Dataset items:
....................

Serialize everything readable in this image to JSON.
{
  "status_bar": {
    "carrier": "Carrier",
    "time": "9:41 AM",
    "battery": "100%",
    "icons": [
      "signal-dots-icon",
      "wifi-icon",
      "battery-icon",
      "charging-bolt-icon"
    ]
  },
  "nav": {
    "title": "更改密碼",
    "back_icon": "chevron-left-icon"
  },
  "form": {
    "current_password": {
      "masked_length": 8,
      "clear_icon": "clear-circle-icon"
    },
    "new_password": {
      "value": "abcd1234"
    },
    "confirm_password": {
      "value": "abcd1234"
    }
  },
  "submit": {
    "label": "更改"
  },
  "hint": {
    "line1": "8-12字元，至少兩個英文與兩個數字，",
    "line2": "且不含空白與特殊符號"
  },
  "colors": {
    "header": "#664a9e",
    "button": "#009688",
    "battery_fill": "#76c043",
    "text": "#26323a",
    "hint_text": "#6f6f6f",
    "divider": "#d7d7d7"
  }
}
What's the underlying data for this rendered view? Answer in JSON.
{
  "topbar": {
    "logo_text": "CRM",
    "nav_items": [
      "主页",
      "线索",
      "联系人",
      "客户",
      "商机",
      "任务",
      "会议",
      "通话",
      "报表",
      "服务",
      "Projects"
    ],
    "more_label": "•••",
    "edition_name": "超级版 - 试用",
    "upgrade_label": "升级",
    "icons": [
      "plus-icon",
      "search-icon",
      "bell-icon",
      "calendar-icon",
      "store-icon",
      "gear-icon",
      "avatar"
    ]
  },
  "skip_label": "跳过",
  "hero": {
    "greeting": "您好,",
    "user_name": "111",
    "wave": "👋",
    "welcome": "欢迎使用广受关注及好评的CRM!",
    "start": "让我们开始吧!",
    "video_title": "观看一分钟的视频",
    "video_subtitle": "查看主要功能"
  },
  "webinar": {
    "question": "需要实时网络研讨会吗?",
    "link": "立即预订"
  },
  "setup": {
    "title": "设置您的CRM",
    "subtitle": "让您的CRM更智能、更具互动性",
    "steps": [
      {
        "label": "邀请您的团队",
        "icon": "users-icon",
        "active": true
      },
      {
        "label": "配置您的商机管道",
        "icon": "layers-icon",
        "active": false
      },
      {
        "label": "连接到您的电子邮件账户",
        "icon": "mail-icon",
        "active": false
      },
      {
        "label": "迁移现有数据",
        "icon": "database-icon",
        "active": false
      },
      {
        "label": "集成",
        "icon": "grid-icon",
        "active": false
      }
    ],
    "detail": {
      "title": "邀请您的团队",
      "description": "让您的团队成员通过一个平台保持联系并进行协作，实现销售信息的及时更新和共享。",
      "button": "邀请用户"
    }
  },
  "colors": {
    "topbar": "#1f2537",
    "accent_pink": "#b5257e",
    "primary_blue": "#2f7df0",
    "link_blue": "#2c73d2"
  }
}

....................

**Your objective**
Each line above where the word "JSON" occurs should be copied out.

**Exercise output**
Serialize everything readable in this image to JSON.
What's the underlying data for this rendered view? Answer in JSON.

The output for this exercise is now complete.